Ubiquitylation is a post-translational modification that involves covalently attaching ubiquitin to target proteins.1 The process of ubquitylation requires a series of events including ubiquitin activation, conjugation, and ligation, catalyzed by E1, E2, and E3 enzymes, respectively. Parkin is one of >500 E3 ubiquitin ligases encoded by the human genome that selectively bestows ubiquitin molecules onto particular proteins. One of Parkin’s most widely appreciated roles is the ubiquitylation of proteins on the membrane of damaged mitochondria to designate them for clearance via mitophagy. Mitophagy is a selective form of macroautophagy that traffics damaged mitochondria to lysosomes for degradation and serves as a critical mechanism in maintaining the health of the mitochondrial collective in a cell.
Current Model of Parkin in Parkinson Disease

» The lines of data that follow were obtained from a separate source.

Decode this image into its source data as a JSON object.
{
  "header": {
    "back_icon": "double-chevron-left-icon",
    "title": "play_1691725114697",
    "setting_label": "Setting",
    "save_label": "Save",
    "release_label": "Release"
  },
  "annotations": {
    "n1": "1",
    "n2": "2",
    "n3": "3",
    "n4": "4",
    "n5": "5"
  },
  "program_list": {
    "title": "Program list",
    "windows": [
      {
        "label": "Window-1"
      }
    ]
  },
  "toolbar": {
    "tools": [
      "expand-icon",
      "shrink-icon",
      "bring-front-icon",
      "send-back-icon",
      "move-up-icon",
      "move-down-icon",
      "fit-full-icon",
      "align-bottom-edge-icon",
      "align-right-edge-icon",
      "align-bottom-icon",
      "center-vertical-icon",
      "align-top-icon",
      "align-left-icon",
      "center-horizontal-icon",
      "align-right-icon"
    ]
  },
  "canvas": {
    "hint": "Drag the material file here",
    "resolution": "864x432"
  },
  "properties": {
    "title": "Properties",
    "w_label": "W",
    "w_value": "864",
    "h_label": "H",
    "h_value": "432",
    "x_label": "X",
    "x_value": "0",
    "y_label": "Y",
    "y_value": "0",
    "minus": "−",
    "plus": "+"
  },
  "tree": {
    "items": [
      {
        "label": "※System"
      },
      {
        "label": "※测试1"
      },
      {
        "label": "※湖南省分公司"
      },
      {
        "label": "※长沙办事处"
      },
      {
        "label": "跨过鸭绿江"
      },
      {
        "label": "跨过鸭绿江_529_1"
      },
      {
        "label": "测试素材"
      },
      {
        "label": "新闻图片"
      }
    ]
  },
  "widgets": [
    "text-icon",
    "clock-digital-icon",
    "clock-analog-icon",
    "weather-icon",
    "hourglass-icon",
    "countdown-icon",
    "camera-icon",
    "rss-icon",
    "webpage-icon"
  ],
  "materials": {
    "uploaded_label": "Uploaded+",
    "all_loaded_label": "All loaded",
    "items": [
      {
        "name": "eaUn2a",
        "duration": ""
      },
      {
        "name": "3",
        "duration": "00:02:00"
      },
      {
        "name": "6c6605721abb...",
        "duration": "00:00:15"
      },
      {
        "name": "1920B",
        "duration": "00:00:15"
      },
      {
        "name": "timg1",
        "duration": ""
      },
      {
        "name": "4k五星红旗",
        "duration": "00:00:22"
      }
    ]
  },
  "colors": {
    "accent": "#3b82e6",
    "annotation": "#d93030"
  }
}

Although it is clear that mutations that impair Parkin’s E3 ligase function contribute to the attrition of dopaminergic neurons through cell death in Parkinson disease,2 the underlying mechanisms are still not fully understood and there is no direct evidence that a defect in mitophagy is the underlying cause of Parkinson disease. The assumption that faulty mitophagy is responsible for Parkinson disease stems from observations that defects in mitochondrial morphology and function are key features of Parkinson disease2 and that loss of Parkin in Drosophila leads to mitochondrial dysfunction and muscle degeneration.3 When combined with the seminal work …